▶ _INPUT_
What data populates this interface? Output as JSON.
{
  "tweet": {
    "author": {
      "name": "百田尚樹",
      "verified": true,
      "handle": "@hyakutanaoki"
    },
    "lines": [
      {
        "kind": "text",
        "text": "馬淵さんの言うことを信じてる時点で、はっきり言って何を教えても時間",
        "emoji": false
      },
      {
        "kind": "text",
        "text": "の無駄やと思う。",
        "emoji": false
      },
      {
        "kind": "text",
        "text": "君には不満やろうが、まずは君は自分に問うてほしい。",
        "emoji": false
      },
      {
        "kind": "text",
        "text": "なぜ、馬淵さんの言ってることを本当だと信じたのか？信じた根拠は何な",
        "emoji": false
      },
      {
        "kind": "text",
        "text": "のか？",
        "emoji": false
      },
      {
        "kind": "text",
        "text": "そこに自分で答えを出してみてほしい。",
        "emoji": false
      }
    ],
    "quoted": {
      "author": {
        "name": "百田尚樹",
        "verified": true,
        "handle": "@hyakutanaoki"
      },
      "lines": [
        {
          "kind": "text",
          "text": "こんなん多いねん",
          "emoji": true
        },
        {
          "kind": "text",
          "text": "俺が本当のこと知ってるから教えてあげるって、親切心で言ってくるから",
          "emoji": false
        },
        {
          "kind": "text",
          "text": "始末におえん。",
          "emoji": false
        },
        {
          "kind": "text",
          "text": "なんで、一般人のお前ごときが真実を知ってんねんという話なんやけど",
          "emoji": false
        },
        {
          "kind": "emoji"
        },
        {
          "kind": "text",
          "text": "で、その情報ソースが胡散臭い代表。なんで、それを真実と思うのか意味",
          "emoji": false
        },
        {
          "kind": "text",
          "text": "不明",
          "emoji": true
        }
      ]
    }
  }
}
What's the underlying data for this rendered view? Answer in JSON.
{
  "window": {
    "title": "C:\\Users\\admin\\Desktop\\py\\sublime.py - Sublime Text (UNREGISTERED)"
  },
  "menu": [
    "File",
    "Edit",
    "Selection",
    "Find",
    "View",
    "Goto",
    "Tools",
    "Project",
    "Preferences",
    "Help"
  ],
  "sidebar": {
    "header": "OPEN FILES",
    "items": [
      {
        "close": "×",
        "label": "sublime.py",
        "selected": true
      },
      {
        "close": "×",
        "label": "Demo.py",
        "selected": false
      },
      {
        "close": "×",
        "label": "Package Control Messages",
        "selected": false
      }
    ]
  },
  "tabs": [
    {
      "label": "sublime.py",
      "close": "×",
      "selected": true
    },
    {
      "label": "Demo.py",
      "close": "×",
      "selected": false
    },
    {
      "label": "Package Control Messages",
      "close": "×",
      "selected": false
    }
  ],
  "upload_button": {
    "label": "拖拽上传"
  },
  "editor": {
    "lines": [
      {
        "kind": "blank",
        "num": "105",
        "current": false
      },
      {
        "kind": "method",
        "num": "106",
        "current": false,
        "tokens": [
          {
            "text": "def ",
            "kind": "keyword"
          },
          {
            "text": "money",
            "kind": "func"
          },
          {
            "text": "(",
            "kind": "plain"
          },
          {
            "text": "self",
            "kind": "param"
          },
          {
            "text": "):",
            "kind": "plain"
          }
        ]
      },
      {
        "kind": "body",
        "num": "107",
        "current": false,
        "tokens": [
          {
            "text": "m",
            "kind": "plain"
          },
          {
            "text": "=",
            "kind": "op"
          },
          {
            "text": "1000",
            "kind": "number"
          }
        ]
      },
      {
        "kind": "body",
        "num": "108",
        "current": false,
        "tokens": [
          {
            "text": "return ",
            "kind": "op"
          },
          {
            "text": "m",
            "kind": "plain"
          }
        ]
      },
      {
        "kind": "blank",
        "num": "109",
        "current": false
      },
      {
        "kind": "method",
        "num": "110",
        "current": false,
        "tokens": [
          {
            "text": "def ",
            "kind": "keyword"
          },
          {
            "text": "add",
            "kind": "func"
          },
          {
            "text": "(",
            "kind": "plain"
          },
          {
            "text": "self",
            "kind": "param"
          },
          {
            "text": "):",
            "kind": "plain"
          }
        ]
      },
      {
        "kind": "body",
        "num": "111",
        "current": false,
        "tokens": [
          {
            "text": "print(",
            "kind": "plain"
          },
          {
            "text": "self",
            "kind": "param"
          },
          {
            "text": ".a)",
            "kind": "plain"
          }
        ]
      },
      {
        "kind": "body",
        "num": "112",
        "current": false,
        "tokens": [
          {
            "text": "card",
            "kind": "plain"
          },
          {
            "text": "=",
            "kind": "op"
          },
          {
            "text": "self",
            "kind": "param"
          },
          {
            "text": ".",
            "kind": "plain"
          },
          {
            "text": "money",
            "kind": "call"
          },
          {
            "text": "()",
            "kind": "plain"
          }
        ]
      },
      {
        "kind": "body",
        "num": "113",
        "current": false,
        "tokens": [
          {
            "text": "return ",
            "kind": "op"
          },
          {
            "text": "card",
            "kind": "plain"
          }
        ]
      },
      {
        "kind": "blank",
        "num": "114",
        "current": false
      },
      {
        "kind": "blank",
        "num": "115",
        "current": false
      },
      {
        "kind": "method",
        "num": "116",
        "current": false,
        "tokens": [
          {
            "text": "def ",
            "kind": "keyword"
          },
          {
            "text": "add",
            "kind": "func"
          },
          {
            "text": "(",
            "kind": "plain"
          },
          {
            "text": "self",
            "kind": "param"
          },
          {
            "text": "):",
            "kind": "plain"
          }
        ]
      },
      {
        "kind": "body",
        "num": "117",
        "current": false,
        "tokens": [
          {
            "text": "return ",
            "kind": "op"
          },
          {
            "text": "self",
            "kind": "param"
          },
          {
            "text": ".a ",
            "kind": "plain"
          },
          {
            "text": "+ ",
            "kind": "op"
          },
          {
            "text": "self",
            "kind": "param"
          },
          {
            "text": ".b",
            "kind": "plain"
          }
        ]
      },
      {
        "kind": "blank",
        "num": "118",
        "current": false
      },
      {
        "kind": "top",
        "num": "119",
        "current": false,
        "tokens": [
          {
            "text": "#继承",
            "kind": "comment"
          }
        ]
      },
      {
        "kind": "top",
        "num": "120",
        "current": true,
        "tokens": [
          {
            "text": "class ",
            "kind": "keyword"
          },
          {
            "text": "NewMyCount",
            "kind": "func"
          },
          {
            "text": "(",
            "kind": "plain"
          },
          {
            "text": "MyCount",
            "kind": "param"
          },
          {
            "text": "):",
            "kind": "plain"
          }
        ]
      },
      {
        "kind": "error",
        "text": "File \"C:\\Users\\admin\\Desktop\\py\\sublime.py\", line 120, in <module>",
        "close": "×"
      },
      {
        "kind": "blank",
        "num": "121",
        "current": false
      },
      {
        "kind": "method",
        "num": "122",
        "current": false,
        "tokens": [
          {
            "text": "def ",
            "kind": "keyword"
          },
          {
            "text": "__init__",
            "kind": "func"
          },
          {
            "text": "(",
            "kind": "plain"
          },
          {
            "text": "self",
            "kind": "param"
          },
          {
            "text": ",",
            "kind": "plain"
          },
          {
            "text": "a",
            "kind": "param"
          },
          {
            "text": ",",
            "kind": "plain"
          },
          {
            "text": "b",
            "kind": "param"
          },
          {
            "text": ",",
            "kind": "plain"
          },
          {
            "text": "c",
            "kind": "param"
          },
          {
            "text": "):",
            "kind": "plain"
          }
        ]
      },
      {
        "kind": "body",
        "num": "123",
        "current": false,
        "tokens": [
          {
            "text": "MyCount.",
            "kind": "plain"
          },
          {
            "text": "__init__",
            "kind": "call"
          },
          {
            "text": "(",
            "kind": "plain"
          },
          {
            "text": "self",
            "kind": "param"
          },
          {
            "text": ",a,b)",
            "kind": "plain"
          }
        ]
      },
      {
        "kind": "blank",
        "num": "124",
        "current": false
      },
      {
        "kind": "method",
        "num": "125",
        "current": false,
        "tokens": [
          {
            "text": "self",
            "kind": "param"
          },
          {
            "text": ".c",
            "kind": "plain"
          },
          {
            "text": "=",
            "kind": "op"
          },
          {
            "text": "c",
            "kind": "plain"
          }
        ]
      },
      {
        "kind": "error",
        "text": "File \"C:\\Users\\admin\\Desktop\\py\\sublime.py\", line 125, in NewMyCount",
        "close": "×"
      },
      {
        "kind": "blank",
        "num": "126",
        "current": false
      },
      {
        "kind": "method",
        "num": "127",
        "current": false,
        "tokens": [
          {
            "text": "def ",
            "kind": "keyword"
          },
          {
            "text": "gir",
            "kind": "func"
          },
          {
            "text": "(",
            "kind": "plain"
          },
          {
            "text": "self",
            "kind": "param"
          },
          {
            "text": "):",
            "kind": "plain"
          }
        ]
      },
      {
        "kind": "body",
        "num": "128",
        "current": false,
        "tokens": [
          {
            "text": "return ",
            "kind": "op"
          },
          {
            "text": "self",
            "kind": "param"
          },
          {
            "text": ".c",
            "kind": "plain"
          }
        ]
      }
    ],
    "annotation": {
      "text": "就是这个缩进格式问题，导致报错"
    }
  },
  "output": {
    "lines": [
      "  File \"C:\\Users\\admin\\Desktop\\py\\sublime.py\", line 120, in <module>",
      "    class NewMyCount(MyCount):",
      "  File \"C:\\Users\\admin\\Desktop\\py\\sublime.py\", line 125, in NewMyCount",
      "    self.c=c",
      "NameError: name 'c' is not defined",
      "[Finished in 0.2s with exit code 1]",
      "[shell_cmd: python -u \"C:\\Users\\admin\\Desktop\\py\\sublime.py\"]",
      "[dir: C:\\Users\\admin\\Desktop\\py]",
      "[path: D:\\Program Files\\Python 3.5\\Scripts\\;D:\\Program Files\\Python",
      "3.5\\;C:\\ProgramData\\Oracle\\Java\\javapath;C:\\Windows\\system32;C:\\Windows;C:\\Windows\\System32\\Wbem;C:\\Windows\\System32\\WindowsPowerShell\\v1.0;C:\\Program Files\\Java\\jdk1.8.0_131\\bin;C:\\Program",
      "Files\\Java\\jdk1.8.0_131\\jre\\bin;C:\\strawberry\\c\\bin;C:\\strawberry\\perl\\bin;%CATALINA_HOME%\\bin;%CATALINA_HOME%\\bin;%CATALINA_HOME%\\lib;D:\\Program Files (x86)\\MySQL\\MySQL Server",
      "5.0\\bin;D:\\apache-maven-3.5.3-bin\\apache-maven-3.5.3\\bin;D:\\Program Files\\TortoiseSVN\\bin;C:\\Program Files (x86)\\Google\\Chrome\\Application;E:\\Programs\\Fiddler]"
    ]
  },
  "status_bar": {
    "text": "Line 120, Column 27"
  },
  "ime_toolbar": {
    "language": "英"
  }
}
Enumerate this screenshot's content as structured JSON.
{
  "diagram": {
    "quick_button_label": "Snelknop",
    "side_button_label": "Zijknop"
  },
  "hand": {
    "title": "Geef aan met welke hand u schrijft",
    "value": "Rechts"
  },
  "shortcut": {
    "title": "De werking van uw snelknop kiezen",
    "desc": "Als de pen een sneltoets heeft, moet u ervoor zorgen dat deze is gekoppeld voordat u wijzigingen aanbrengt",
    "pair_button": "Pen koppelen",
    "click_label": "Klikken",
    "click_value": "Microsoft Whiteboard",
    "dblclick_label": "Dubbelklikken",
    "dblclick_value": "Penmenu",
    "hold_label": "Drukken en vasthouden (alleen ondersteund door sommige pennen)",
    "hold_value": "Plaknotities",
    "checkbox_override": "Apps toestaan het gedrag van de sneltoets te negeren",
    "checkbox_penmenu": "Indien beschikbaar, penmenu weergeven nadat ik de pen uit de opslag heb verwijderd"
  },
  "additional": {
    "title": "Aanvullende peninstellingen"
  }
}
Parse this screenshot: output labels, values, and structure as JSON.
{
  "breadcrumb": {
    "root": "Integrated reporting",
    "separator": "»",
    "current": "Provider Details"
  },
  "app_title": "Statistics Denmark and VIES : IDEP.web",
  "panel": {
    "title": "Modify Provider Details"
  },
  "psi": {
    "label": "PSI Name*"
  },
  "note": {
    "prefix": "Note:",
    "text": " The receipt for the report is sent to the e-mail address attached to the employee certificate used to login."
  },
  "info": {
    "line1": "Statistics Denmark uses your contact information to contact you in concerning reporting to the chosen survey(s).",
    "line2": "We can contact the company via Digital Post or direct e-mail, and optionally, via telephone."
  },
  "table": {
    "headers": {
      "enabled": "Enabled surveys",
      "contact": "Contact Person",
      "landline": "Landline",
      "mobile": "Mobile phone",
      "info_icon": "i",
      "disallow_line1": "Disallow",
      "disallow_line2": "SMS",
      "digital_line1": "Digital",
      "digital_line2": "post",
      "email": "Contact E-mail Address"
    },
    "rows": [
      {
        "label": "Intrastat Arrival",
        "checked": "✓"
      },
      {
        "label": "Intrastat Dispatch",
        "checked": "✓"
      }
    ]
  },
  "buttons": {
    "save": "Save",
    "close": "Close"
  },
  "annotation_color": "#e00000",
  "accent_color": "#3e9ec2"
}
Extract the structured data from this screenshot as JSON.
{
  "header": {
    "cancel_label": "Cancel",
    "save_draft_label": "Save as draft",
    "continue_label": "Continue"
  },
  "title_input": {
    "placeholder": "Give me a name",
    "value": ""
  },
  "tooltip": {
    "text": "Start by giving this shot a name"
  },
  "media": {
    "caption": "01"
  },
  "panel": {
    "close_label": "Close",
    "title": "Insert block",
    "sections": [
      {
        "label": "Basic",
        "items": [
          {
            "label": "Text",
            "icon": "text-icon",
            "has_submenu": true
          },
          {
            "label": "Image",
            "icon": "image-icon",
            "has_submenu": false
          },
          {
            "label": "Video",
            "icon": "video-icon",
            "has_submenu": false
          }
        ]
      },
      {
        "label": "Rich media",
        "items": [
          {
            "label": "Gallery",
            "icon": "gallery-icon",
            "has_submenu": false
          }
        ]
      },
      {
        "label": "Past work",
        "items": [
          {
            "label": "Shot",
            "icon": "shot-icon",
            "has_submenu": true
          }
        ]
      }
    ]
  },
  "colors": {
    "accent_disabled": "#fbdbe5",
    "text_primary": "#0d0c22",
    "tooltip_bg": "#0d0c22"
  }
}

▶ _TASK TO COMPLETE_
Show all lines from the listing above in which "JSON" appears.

▶ _SOLUTION TO THE PROBLEM_
What data populates this interface? Output as JSON.
What's the underlying data for this rendered view? Answer in JSON.
Enumerate this screenshot's content as structured JSON.
Parse this screenshot: output labels, values, and structure as JSON.
Extract the structured data from this screenshot as JSON.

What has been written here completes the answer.